Although these continue to be challenging conditions, great strides have been made in the treatment of both TB and HIV. It is thought that when a person living with HIV is virally suppressed (or the disease is well controlled), they are not at a higher risk of contracting the coronavirus or developing severe complications from COVID-19 than the general population.
This, however, is not the case for those whose HIV infection is uncontrolled.
If people with TB or uncontrolled HIV contract COVID-19, they can expect to suffer similar symptoms to the general population, such as coughing, sneezing, and a fever. But they will most likely also have shortness of breath, a sign of severe infection, and may require oxygen therapy.
Social distancing and self-isolation have become synonymous with COVID-19 and are aimed at prevention of its transmission. But these recommendations, which are more easily applicable in comparatively affluent communities, are not well-suited to the large proportion of the population in developing countries. The same demographic that carries the highest burden of HIV and TB are those living in informal settlements. They often share small living spaces with multiple people, and it is not possible for them to practise social distancing, let alone self-isolation.
Moreover, hospitals in these contexts are already struggling to cope with many previously healthy patients now requiring admission for COVID-19. This begs the questions: What will happen to those most at risk? Will they fall through the cracks? This remains to be seen as the virus continues to spread in countries with under-resourced health systems.
As with the general public, the recommendations for people living with HIV or infected with TB would not change: hand-washing and self-distancing or isolation would still be recommended, but due to the increased risk of severe disease, patients should not hesitate to go to the hospital to get tested before their condition deteriorates.

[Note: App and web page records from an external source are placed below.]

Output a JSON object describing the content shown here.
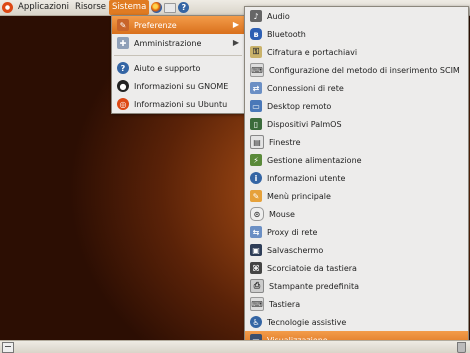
{
  "top_panel": {
    "menus": [
      "Applicazioni",
      "Risorse",
      "Sistema"
    ]
  },
  "sistema_menu": {
    "items": [
      {
        "label": "Preferenze",
        "icon": "preferences-icon"
      },
      {
        "label": "Amministrazione",
        "icon": "administration-icon"
      }
    ],
    "help_items": [
      {
        "label": "Aiuto e supporto",
        "icon": "help-icon"
      },
      {
        "label": "Informazioni su GNOME",
        "icon": "gnome-icon"
      },
      {
        "label": "Informazioni su Ubuntu",
        "icon": "ubuntu-icon"
      }
    ]
  },
  "preferenze_menu": {
    "items": [
      {
        "label": "Audio",
        "icon": "audio-icon"
      },
      {
        "label": "Bluetooth",
        "icon": "bluetooth-icon"
      },
      {
        "label": "Cifratura e portachiavi",
        "icon": "encryption-icon"
      },
      {
        "label": "Configurazione del metodo di inserimento SCIM",
        "icon": "keyboard-input-icon"
      },
      {
        "label": "Connessioni di rete",
        "icon": "network-icon"
      },
      {
        "label": "Desktop remoto",
        "icon": "remote-desktop-icon"
      },
      {
        "label": "Dispositivi PalmOS",
        "icon": "palm-device-icon"
      },
      {
        "label": "Finestre",
        "icon": "windows-icon"
      },
      {
        "label": "Gestione alimentazione",
        "icon": "power-icon"
      },
      {
        "label": "Informazioni utente",
        "icon": "user-info-icon"
      },
      {
        "label": "Menù principale",
        "icon": "main-menu-icon"
      },
      {
        "label": "Mouse",
        "icon": "mouse-icon"
      },
      {
        "label": "Proxy di rete",
        "icon": "proxy-icon"
      },
      {
        "label": "Salvaschermo",
        "icon": "screensaver-icon"
      },
      {
        "label": "Scorciatoie da tastiera",
        "icon": "shortcuts-icon"
      },
      {
        "label": "Stampante predefinita",
        "icon": "printer-icon"
      },
      {
        "label": "Tastiera",
        "icon": "keyboard-icon"
      },
      {
        "label": "Tecnologie assistive",
        "icon": "accessibility-icon"
      },
      {
        "label": "Visualizzazione",
        "icon": "display-icon"
      }
    ]
  },
  "colors": {
    "highlight": "#e07b22",
    "menu_bg": "#edeceb",
    "desktop": "#8a3d10"
  }
}
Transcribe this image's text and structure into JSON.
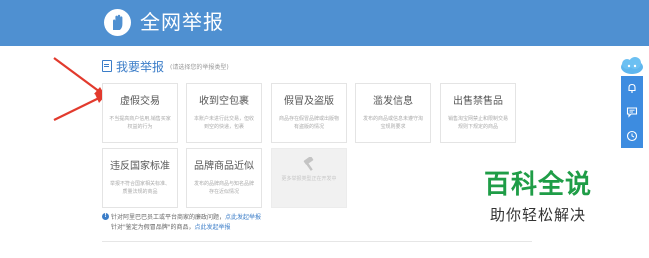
{
  "header": {
    "title": "全网举报",
    "logo_icon": "hand-icon"
  },
  "section": {
    "title": "我要举报",
    "hint": "(请选择您的举报类型)"
  },
  "cards": [
    {
      "title": "虚假交易",
      "desc": "不当提高商户信用,销售买家权益的行为"
    },
    {
      "title": "收到空包裹",
      "desc": "本账户未进行此交易，但收到空的快递，包裹"
    },
    {
      "title": "假冒及盗版",
      "desc": "商品存在假冒品牌或出版物有盗版的情况"
    },
    {
      "title": "滥发信息",
      "desc": "发布的商品或信息未遵守淘宝规则要求"
    },
    {
      "title": "出售禁售品",
      "desc": "销售淘宝网禁止和限制交易规则下规定的商品"
    },
    {
      "title": "违反国家标准",
      "desc": "举报不符合国家相关标准、质量法规的商品"
    },
    {
      "title": "品牌商品近似",
      "desc": "发布的品牌商品与知名品牌存在近似情况"
    }
  ],
  "disabled_card": {
    "icon": "hammer-icon",
    "desc": "更多举报类型正在开发中"
  },
  "notes": {
    "line1_text": "针对阿里巴巴员工或平台商家的廉政问题，",
    "line1_link": "点此发起举报",
    "line2_text": "针对\"鉴定为假冒品牌\"的商品，",
    "line2_link": "点此发起举报"
  },
  "side_toolbar": [
    "bell-icon",
    "chat-icon",
    "clock-icon"
  ],
  "watermark": {
    "main": "百科全说",
    "sub": "助你轻松解决"
  },
  "colors": {
    "header": "#4f90d1",
    "accent": "#3b7dc8",
    "watermark_green": "#1f9d47",
    "arrow_red": "#e23a2d"
  }
}
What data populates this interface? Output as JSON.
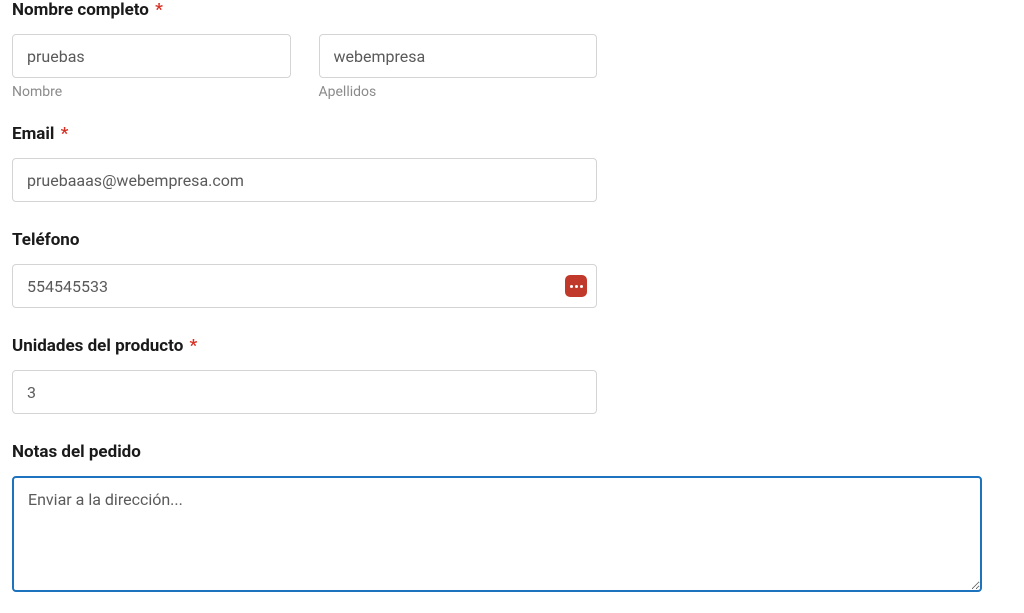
{
  "form": {
    "fullName": {
      "label": "Nombre completo",
      "required": true,
      "firstName": {
        "value": "pruebas",
        "subLabel": "Nombre"
      },
      "lastName": {
        "value": "webempresa",
        "subLabel": "Apellidos"
      }
    },
    "email": {
      "label": "Email",
      "required": true,
      "value": "pruebaaas@webempresa.com"
    },
    "phone": {
      "label": "Teléfono",
      "required": false,
      "value": "554545533"
    },
    "units": {
      "label": "Unidades del producto",
      "required": true,
      "value": "3"
    },
    "notes": {
      "label": "Notas del pedido",
      "required": false,
      "value": "Enviar a la dirección...",
      "placeholder": ""
    }
  },
  "requiredMark": "*"
}
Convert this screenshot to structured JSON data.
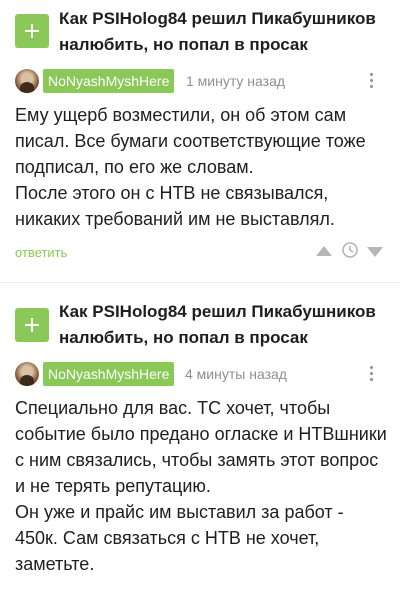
{
  "posts": [
    {
      "title": "Как PSIHolog84 решил Пикабушников налюбить, но попал в просак",
      "comment": {
        "username": "NoNyashMyshHere",
        "time": "1 минуту назад",
        "paragraphs": [
          "Ему ущерб возместили, он об этом сам писал. Все бумаги соответствующие тоже подписал, по его же словам.",
          "После этого он с НТВ не связывался, никаких требований им не выставлял."
        ],
        "reply_label": "ответить"
      }
    },
    {
      "title": "Как PSIHolog84 решил Пикабушников налюбить, но попал в просак",
      "comment": {
        "username": "NoNyashMyshHere",
        "time": "4 минуты назад",
        "paragraphs": [
          "Специально для вас. ТС хочет, чтобы событие было предано огласке и НТВшники с ним связались, чтобы замять этот вопрос и не терять репутацию.",
          "Он уже и прайс им выставил за работ - 450к. Сам связаться с НТВ не хочет, заметьте."
        ]
      }
    }
  ],
  "icons": {
    "plus": "plus-icon",
    "more": "more-vertical-icon",
    "upvote": "arrow-up-icon",
    "downvote": "arrow-down-icon",
    "time": "clock-icon"
  },
  "colors": {
    "accent": "#8ac858",
    "text": "#1e1e1e",
    "muted": "#8f8f8f"
  }
}
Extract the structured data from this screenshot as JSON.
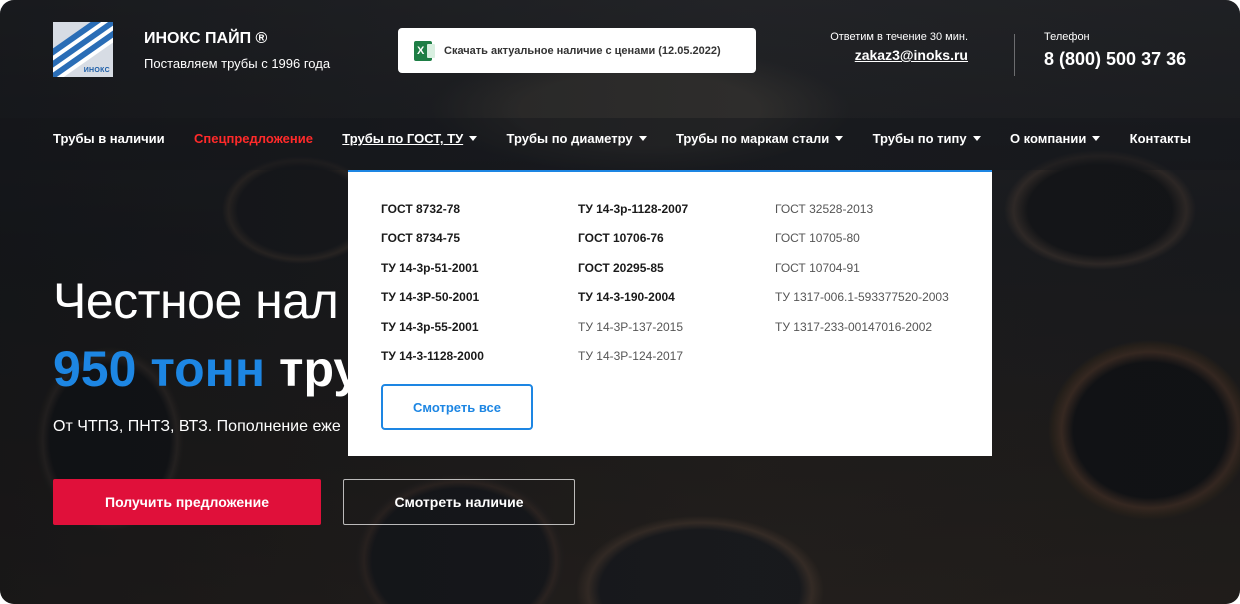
{
  "header": {
    "brand_name": "ИНОКС ПАЙП ®",
    "brand_tagline": "Поставляем трубы с 1996 года",
    "logo_word": "ИНОКС",
    "download_label": "Скачать актуальное наличие с ценами (12.05.2022)",
    "reply_note": "Ответим в течение 30 мин.",
    "email": "zakaz3@inoks.ru",
    "phone_label": "Телефон",
    "phone": "8 (800) 500 37 36"
  },
  "nav": {
    "items": [
      {
        "label": "Трубы в наличии"
      },
      {
        "label": "Спецпредложение"
      },
      {
        "label": "Трубы по ГОСТ, ТУ"
      },
      {
        "label": "Трубы по диаметру"
      },
      {
        "label": "Трубы по маркам стали"
      },
      {
        "label": "Трубы по типу"
      },
      {
        "label": "О компании"
      },
      {
        "label": "Контакты"
      }
    ]
  },
  "dropdown": {
    "col1": [
      "ГОСТ 8732-78",
      "ГОСТ 8734-75",
      "ТУ 14-3р-51-2001",
      "ТУ 14-3Р-50-2001",
      "ТУ 14-3р-55-2001",
      "ТУ 14-3-1128-2000"
    ],
    "col2": [
      "ТУ 14-3р-1128-2007",
      "ГОСТ 10706-76",
      "ГОСТ 20295-85",
      "ТУ 14-3-190-2004",
      "ТУ 14-3Р-137-2015",
      "ТУ 14-3Р-124-2017"
    ],
    "col3": [
      "ГОСТ 32528-2013",
      "ГОСТ 10705-80",
      "ГОСТ 10704-91",
      "ТУ 1317-006.1-593377520-2003",
      "ТУ 1317-233-00147016-2002"
    ],
    "see_all": "Смотреть все"
  },
  "hero": {
    "title": "Честное нал",
    "accent": "950 тонн",
    "rest": " тру",
    "text": "От ЧТПЗ, ПНТЗ, ВТЗ. Пополнение еже",
    "primary_button": "Получить предложение",
    "secondary_button": "Смотреть наличие"
  },
  "colors": {
    "accent": "#1d86e3",
    "cta": "#e0103a",
    "special": "#ff2a2a"
  }
}
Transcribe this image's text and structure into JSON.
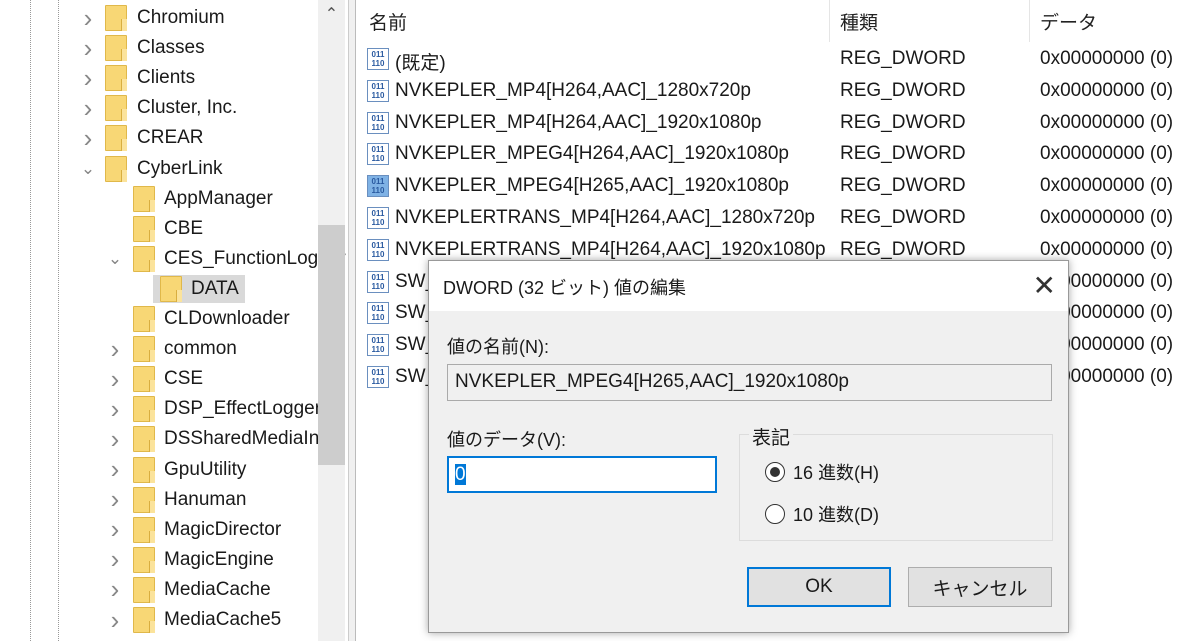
{
  "tree": {
    "items": [
      {
        "label": "Chromium",
        "level": 1,
        "state": "collapsed"
      },
      {
        "label": "Classes",
        "level": 1,
        "state": "collapsed"
      },
      {
        "label": "Clients",
        "level": 1,
        "state": "collapsed"
      },
      {
        "label": "Cluster, Inc.",
        "level": 1,
        "state": "collapsed"
      },
      {
        "label": "CREAR",
        "level": 1,
        "state": "collapsed"
      },
      {
        "label": "CyberLink",
        "level": 1,
        "state": "expanded"
      },
      {
        "label": "AppManager",
        "level": 2,
        "state": "leaf"
      },
      {
        "label": "CBE",
        "level": 2,
        "state": "leaf"
      },
      {
        "label": "CES_FunctionLogger",
        "level": 2,
        "state": "expanded"
      },
      {
        "label": "DATA",
        "level": 3,
        "state": "leaf",
        "selected": true
      },
      {
        "label": "CLDownloader",
        "level": 2,
        "state": "leaf"
      },
      {
        "label": "common",
        "level": 2,
        "state": "collapsed"
      },
      {
        "label": "CSE",
        "level": 2,
        "state": "collapsed"
      },
      {
        "label": "DSP_EffectLogger",
        "level": 2,
        "state": "collapsed"
      },
      {
        "label": "DSSharedMediaInfo",
        "level": 2,
        "state": "collapsed"
      },
      {
        "label": "GpuUtility",
        "level": 2,
        "state": "collapsed"
      },
      {
        "label": "Hanuman",
        "level": 2,
        "state": "collapsed"
      },
      {
        "label": "MagicDirector",
        "level": 2,
        "state": "collapsed"
      },
      {
        "label": "MagicEngine",
        "level": 2,
        "state": "collapsed"
      },
      {
        "label": "MediaCache",
        "level": 2,
        "state": "collapsed"
      },
      {
        "label": "MediaCache5",
        "level": 2,
        "state": "collapsed"
      }
    ]
  },
  "list": {
    "columns": {
      "name": "名前",
      "type": "種類",
      "data": "データ"
    },
    "rows": [
      {
        "name": "(既定)",
        "type": "REG_DWORD",
        "data": "0x00000000 (0)"
      },
      {
        "name": "NVKEPLER_MP4[H264,AAC]_1280x720p",
        "type": "REG_DWORD",
        "data": "0x00000000 (0)"
      },
      {
        "name": "NVKEPLER_MP4[H264,AAC]_1920x1080p",
        "type": "REG_DWORD",
        "data": "0x00000000 (0)"
      },
      {
        "name": "NVKEPLER_MPEG4[H264,AAC]_1920x1080p",
        "type": "REG_DWORD",
        "data": "0x00000000 (0)"
      },
      {
        "name": "NVKEPLER_MPEG4[H265,AAC]_1920x1080p",
        "type": "REG_DWORD",
        "data": "0x00000000 (0)",
        "selected": true
      },
      {
        "name": "NVKEPLERTRANS_MP4[H264,AAC]_1280x720p",
        "type": "REG_DWORD",
        "data": "0x00000000 (0)"
      },
      {
        "name": "NVKEPLERTRANS_MP4[H264,AAC]_1920x1080p",
        "type": "REG_DWORD",
        "data": "0x00000000 (0)"
      },
      {
        "name": "SW_",
        "type": "",
        "data": "0x00000000 (0)"
      },
      {
        "name": "SW_",
        "type": "",
        "data": "0x00000000 (0)"
      },
      {
        "name": "SW_",
        "type": "",
        "data": "0x00000000 (0)"
      },
      {
        "name": "SW_",
        "type": "",
        "data": "0x00000000 (0)"
      }
    ]
  },
  "dialog": {
    "title": "DWORD (32 ビット) 値の編集",
    "name_label": "値の名前(N):",
    "name_value": "NVKEPLER_MPEG4[H265,AAC]_1920x1080p",
    "data_label": "値のデータ(V):",
    "data_value": "0",
    "base_label": "表記",
    "hex_label": "16 進数(H)",
    "dec_label": "10 進数(D)",
    "selected_base": "hex",
    "ok_label": "OK",
    "cancel_label": "キャンセル",
    "close_icon": "close-icon"
  },
  "colors": {
    "accent": "#0078d7",
    "folder": "#f8d775"
  }
}
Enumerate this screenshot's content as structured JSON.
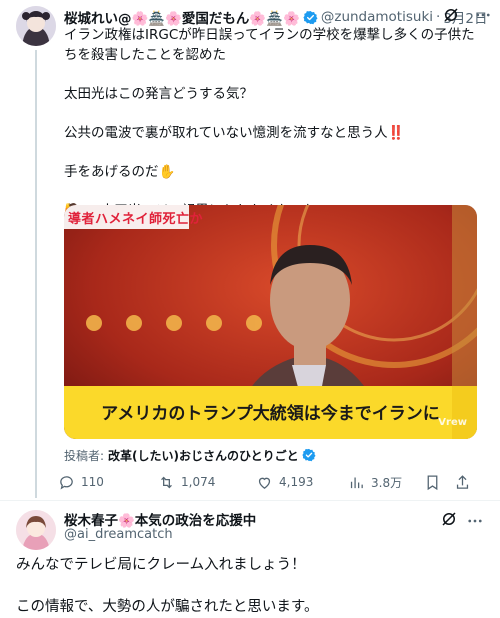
{
  "tweet": {
    "display_name": "桜城れい@🌸🏯🌸愛国だもん🌸🏯🌸",
    "handle": "@zundamotisuki",
    "separator": "·",
    "date": "3月2日",
    "text": "イラン政権はIRGCが昨日誤ってイランの学校を爆撃し多くの子供たちを殺害したことを認めた\n\n太田光はこの発言どうする気？\n\n公共の電波で裏が取れていない憶測を流すなと思う人‼️\n\n手をあげるのだ✋\n\n🙋 < 太田光マジで視界に入れたくないわ",
    "media": {
      "banner_text": "導者ハメネイ師死亡か",
      "caption": "アメリカのトランプ大統領は今までイランに",
      "watermark": "Vrew"
    },
    "poster_label": "投稿者:",
    "poster_name": "改革(したい)おじさんのひとりごと",
    "stats": {
      "replies": "110",
      "reposts": "1,074",
      "likes": "4,193",
      "views": "3.8万"
    },
    "colors": {
      "verified": "#1d9bf0",
      "text": "#0f1419",
      "muted": "#536471"
    }
  },
  "reply": {
    "display_name": "桜木春子🌸本気の政治を応援中",
    "handle": "@ai_dreamcatch",
    "text": "みんなでテレビ局にクレーム入れましょう！\n\nこの情報で、大勢の人が騙されたと思います。"
  }
}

To mitigate the dual challenge of the environments where they live combined with the added concern of COVID-19, my advice for people living with HIV and/or infected with TB would be to get tested as soon as possible.
If a TB or HIV-positive patient has symptoms or has been in contact with a person who tested positive for the coronavirus, they should stay home as much as possible, and use a face mask to reduce the chance of infecting others.
One strength of communities in informal settlements, townships or favelas in the Global South is the sense of community between its members. These networks should be utilised.
People should ask neighbours to help them during this difficult time – ask them to go to the shop or to fetch water for them; these small tasks will reduce the need to leave the house. Most importantly, patients should ensure that they have enough chronic HIV and/or TB medication on hand, as defaulting from these regimens could be more detrimental to their long-term health.
We are seeing the coronavirus strain all over the world, with unfathomable numbers of infections in countries that are leaders in healthcare. It would be naive to think that a greater health emergency could not occur in developing nations. With our greater burden of disease in HIV/TB and poor living conditions, it has the potential for even greater impact.
Many governments in Africa have taken the early, proactive step to close their borders and institute isolation measures, including complete lockdowns. Hopefully, this will be enough to flatten the curve and reduce the spread. Time will tell how well these measures will work.
In the COVID-19 crisis, we are all in unchartered waters. While hindsight may be the only way to determine if we followed the right course, we must endeavour to not let the most vulnerable drown along the way.